WORK TASK ::
In the listing below, pick out lines with "Plastic".

EXTRACTED RECORDS ::
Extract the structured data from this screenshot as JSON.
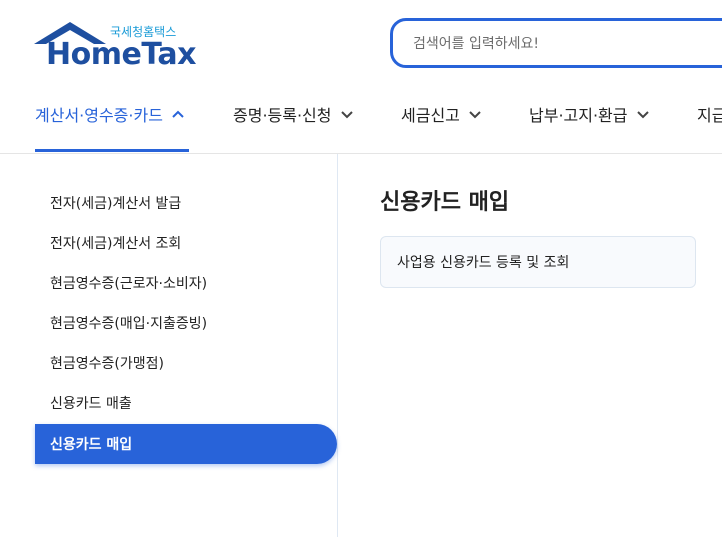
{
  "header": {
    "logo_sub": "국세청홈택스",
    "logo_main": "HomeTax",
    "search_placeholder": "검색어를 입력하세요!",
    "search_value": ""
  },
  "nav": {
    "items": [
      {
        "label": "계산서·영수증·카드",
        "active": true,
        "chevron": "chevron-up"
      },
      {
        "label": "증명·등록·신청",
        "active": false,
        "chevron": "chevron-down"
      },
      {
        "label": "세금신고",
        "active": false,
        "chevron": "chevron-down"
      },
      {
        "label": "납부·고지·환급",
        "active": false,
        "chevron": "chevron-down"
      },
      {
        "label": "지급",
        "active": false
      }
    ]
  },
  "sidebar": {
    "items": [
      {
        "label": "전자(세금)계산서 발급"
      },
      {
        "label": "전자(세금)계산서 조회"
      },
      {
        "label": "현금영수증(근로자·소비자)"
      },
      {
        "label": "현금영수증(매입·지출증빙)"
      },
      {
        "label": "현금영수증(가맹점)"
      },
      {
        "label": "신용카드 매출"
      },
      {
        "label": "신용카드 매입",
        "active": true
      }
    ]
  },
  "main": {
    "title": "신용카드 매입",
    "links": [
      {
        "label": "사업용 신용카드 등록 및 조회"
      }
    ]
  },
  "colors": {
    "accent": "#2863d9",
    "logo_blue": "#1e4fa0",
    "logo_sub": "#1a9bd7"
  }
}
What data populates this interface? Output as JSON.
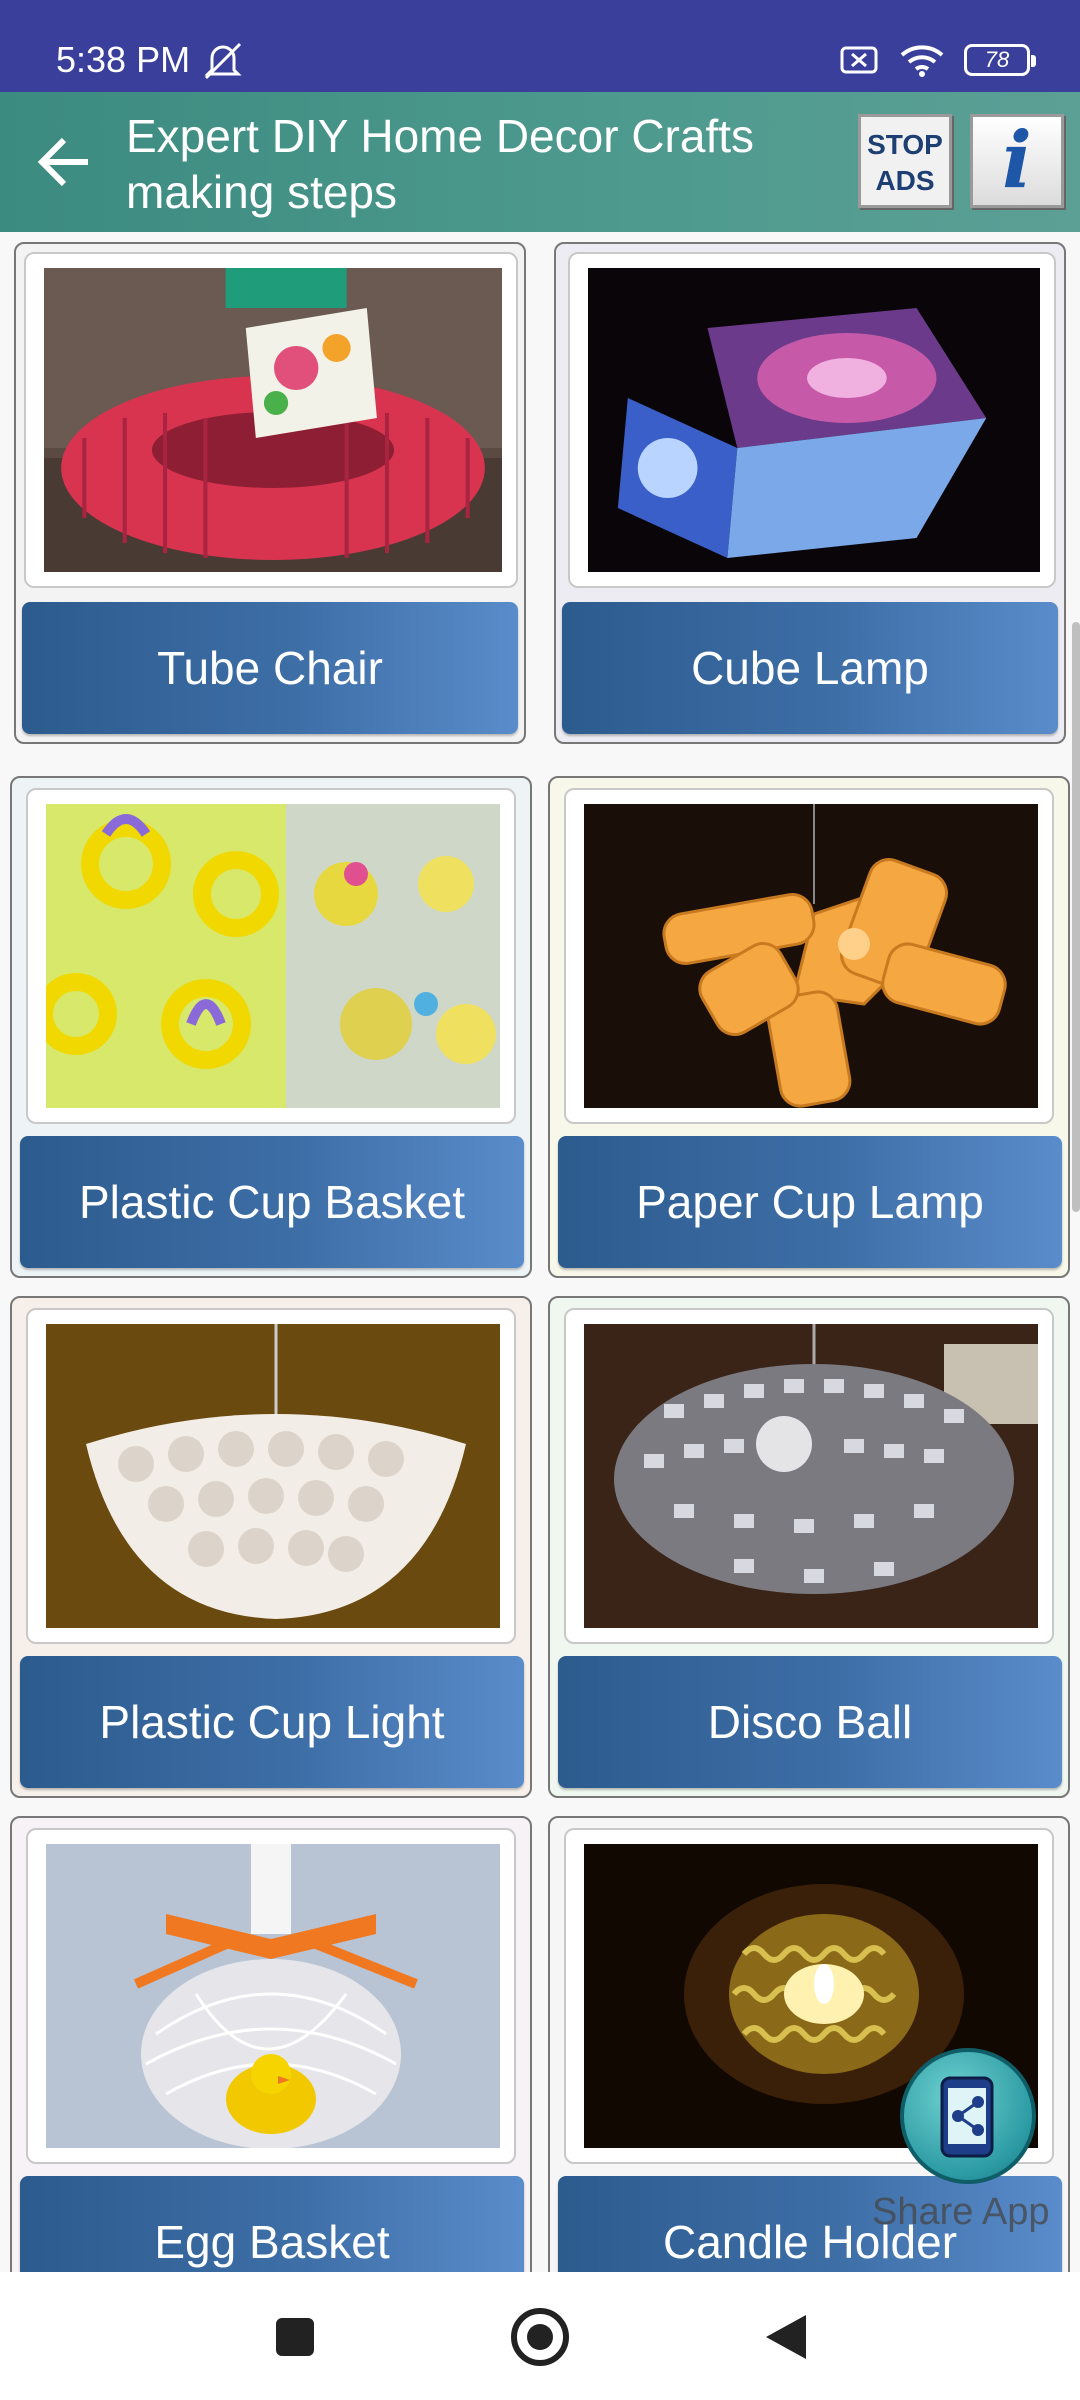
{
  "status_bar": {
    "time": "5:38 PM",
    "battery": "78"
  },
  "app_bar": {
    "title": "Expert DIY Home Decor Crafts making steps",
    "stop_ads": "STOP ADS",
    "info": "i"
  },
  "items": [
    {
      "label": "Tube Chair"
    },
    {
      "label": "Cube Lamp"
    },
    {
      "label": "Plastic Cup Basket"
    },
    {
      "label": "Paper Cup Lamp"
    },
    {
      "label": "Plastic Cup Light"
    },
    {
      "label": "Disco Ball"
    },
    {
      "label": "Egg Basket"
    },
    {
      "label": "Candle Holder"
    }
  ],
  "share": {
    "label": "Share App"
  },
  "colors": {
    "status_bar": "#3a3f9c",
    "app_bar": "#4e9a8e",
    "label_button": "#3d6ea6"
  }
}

SOLUTION TO THE EXERCISE ::
      "label": "Plastic Cup Basket"
      "label": "Plastic Cup Light"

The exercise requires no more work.